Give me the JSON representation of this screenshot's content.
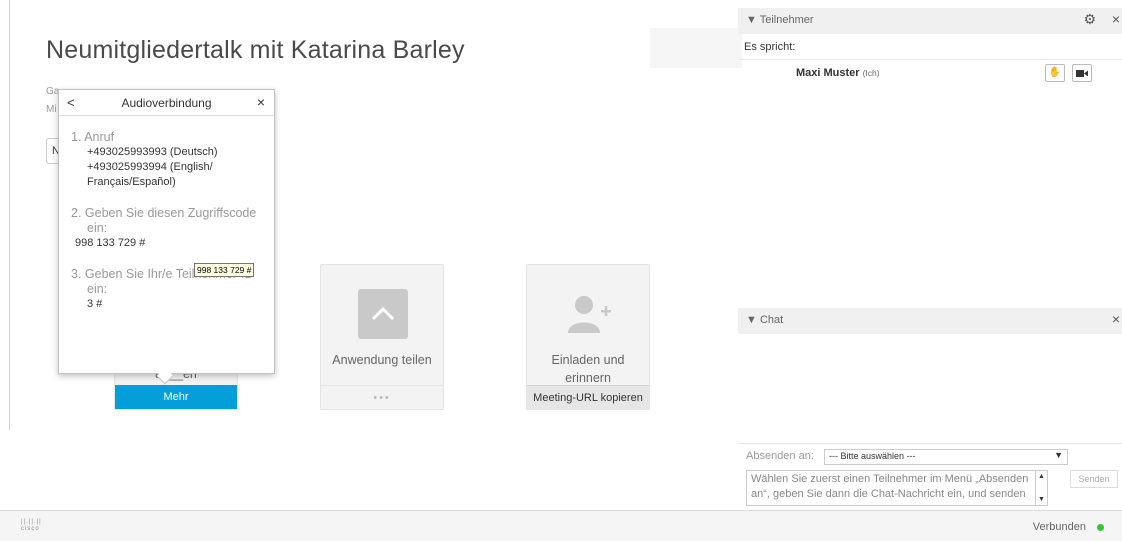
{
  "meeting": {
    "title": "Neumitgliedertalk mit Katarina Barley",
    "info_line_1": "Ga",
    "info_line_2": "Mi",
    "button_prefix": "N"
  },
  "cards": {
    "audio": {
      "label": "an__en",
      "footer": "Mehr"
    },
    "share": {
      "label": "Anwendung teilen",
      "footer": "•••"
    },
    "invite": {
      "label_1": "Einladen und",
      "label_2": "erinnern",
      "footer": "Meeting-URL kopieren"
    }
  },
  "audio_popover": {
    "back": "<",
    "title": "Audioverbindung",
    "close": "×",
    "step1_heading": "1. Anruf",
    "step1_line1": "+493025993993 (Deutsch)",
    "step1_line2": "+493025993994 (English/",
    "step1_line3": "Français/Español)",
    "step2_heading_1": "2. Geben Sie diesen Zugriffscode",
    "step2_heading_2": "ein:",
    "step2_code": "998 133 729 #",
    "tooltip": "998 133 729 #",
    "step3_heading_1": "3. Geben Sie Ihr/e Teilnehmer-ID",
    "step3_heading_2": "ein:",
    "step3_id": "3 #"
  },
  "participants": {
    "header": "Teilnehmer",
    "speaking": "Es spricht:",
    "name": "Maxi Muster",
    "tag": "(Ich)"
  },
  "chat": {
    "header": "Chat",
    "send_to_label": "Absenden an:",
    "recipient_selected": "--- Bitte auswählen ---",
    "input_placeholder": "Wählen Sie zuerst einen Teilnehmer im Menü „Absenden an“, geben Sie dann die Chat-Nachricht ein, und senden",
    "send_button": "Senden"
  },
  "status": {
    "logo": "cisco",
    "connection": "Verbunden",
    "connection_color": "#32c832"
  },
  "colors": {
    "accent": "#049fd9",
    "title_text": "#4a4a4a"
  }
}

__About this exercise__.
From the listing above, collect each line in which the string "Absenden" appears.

__Response for this exercise__.
    "send_to_label": "Absenden an:",
    "input_placeholder": "Wählen Sie zuerst einen Teilnehmer im Menü „Absenden an“, geben Sie dann die Chat-Nachricht ein, und senden",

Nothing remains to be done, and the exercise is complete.